[Opening INPUT RECORDS section]

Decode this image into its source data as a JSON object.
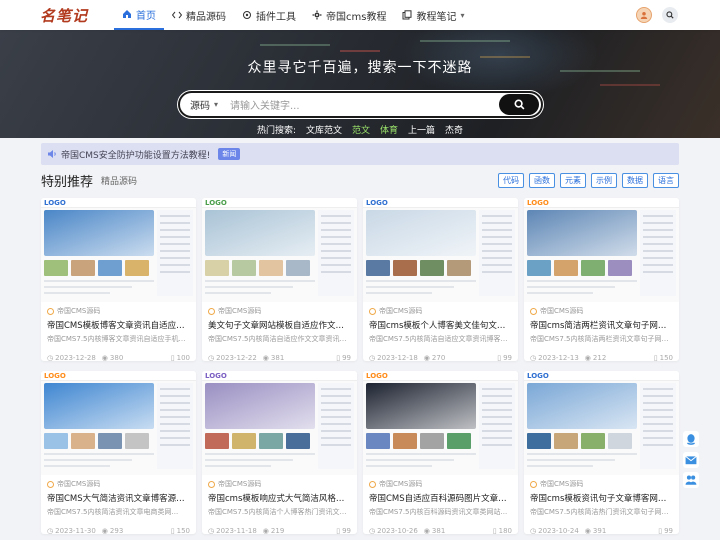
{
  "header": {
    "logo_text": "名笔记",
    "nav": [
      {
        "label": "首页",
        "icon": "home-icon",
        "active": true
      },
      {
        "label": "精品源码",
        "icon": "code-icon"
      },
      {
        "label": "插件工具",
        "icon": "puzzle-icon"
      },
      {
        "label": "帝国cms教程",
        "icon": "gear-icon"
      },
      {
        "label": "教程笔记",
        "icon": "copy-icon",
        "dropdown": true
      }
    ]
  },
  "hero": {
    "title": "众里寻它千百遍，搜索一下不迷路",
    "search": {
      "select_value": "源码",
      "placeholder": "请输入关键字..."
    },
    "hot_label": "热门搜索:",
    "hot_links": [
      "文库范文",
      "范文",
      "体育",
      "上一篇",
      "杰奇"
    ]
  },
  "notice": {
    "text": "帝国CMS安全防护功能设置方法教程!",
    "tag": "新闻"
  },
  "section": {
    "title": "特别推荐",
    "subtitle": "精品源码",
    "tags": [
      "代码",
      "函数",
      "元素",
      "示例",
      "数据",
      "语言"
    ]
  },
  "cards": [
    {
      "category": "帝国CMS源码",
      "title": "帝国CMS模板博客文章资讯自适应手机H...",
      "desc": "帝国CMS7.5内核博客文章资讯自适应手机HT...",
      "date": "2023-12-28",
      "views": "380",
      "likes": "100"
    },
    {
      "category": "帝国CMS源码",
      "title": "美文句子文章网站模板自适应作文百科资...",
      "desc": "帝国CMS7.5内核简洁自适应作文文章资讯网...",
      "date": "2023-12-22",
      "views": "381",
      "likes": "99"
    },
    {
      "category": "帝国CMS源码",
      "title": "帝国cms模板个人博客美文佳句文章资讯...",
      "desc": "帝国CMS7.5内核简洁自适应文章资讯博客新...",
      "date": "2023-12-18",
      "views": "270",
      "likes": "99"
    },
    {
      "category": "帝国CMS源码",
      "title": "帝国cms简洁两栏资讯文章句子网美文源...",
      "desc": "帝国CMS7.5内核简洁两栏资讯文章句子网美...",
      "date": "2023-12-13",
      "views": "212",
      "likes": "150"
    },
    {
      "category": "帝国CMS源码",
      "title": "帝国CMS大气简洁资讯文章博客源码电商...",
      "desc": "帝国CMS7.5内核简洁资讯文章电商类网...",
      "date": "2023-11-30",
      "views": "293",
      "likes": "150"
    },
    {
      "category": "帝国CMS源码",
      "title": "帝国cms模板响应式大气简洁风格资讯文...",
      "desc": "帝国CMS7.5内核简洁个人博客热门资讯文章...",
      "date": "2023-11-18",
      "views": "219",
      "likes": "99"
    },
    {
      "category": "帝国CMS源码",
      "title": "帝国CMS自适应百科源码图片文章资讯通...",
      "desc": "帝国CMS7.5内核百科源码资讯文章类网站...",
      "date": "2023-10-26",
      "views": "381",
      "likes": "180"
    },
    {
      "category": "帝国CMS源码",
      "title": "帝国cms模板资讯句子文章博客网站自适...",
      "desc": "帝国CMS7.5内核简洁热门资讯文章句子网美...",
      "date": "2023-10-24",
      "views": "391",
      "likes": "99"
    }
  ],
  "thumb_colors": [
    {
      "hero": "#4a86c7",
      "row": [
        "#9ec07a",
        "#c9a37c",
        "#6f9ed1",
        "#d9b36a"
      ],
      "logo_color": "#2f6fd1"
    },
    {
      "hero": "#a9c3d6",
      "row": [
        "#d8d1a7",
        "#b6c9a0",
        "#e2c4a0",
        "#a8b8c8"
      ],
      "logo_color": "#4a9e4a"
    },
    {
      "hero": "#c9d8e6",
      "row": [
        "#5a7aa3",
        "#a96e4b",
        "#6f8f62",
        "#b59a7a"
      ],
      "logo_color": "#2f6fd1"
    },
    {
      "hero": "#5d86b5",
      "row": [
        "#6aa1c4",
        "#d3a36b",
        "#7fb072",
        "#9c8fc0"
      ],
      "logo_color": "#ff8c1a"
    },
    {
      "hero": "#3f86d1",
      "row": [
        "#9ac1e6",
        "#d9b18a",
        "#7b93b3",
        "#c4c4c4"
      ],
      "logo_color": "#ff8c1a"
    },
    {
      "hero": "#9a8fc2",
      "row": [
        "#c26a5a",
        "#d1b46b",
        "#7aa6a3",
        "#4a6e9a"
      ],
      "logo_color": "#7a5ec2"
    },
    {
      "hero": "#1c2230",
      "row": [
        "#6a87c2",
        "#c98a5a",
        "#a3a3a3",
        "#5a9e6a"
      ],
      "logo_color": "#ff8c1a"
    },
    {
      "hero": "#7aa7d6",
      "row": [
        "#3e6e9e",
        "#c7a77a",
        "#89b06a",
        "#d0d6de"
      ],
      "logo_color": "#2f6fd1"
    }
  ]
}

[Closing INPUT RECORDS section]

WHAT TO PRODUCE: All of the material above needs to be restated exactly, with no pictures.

REPLY TO THE TASK:
Decode this image into its source data as a JSON object.
{
  "header": {
    "logo_text": "名笔记",
    "nav": [
      {
        "label": "首页",
        "icon": "home-icon",
        "active": true
      },
      {
        "label": "精品源码",
        "icon": "code-icon"
      },
      {
        "label": "插件工具",
        "icon": "puzzle-icon"
      },
      {
        "label": "帝国cms教程",
        "icon": "gear-icon"
      },
      {
        "label": "教程笔记",
        "icon": "copy-icon",
        "dropdown": true
      }
    ]
  },
  "hero": {
    "title": "众里寻它千百遍，搜索一下不迷路",
    "search": {
      "select_value": "源码",
      "placeholder": "请输入关键字..."
    },
    "hot_label": "热门搜索:",
    "hot_links": [
      "文库范文",
      "范文",
      "体育",
      "上一篇",
      "杰奇"
    ]
  },
  "notice": {
    "text": "帝国CMS安全防护功能设置方法教程!",
    "tag": "新闻"
  },
  "section": {
    "title": "特别推荐",
    "subtitle": "精品源码",
    "tags": [
      "代码",
      "函数",
      "元素",
      "示例",
      "数据",
      "语言"
    ]
  },
  "cards": [
    {
      "category": "帝国CMS源码",
      "title": "帝国CMS模板博客文章资讯自适应手机H...",
      "desc": "帝国CMS7.5内核博客文章资讯自适应手机HT...",
      "date": "2023-12-28",
      "views": "380",
      "likes": "100"
    },
    {
      "category": "帝国CMS源码",
      "title": "美文句子文章网站模板自适应作文百科资...",
      "desc": "帝国CMS7.5内核简洁自适应作文文章资讯网...",
      "date": "2023-12-22",
      "views": "381",
      "likes": "99"
    },
    {
      "category": "帝国CMS源码",
      "title": "帝国cms模板个人博客美文佳句文章资讯...",
      "desc": "帝国CMS7.5内核简洁自适应文章资讯博客新...",
      "date": "2023-12-18",
      "views": "270",
      "likes": "99"
    },
    {
      "category": "帝国CMS源码",
      "title": "帝国cms简洁两栏资讯文章句子网美文源...",
      "desc": "帝国CMS7.5内核简洁两栏资讯文章句子网美...",
      "date": "2023-12-13",
      "views": "212",
      "likes": "150"
    },
    {
      "category": "帝国CMS源码",
      "title": "帝国CMS大气简洁资讯文章博客源码电商...",
      "desc": "帝国CMS7.5内核简洁资讯文章电商类网...",
      "date": "2023-11-30",
      "views": "293",
      "likes": "150"
    },
    {
      "category": "帝国CMS源码",
      "title": "帝国cms模板响应式大气简洁风格资讯文...",
      "desc": "帝国CMS7.5内核简洁个人博客热门资讯文章...",
      "date": "2023-11-18",
      "views": "219",
      "likes": "99"
    },
    {
      "category": "帝国CMS源码",
      "title": "帝国CMS自适应百科源码图片文章资讯通...",
      "desc": "帝国CMS7.5内核百科源码资讯文章类网站...",
      "date": "2023-10-26",
      "views": "381",
      "likes": "180"
    },
    {
      "category": "帝国CMS源码",
      "title": "帝国cms模板资讯句子文章博客网站自适...",
      "desc": "帝国CMS7.5内核简洁热门资讯文章句子网美...",
      "date": "2023-10-24",
      "views": "391",
      "likes": "99"
    }
  ],
  "thumb_colors": [
    {
      "hero": "#4a86c7",
      "row": [
        "#9ec07a",
        "#c9a37c",
        "#6f9ed1",
        "#d9b36a"
      ],
      "logo_color": "#2f6fd1"
    },
    {
      "hero": "#a9c3d6",
      "row": [
        "#d8d1a7",
        "#b6c9a0",
        "#e2c4a0",
        "#a8b8c8"
      ],
      "logo_color": "#4a9e4a"
    },
    {
      "hero": "#c9d8e6",
      "row": [
        "#5a7aa3",
        "#a96e4b",
        "#6f8f62",
        "#b59a7a"
      ],
      "logo_color": "#2f6fd1"
    },
    {
      "hero": "#5d86b5",
      "row": [
        "#6aa1c4",
        "#d3a36b",
        "#7fb072",
        "#9c8fc0"
      ],
      "logo_color": "#ff8c1a"
    },
    {
      "hero": "#3f86d1",
      "row": [
        "#9ac1e6",
        "#d9b18a",
        "#7b93b3",
        "#c4c4c4"
      ],
      "logo_color": "#ff8c1a"
    },
    {
      "hero": "#9a8fc2",
      "row": [
        "#c26a5a",
        "#d1b46b",
        "#7aa6a3",
        "#4a6e9a"
      ],
      "logo_color": "#7a5ec2"
    },
    {
      "hero": "#1c2230",
      "row": [
        "#6a87c2",
        "#c98a5a",
        "#a3a3a3",
        "#5a9e6a"
      ],
      "logo_color": "#ff8c1a"
    },
    {
      "hero": "#7aa7d6",
      "row": [
        "#3e6e9e",
        "#c7a77a",
        "#89b06a",
        "#d0d6de"
      ],
      "logo_color": "#2f6fd1"
    }
  ]
}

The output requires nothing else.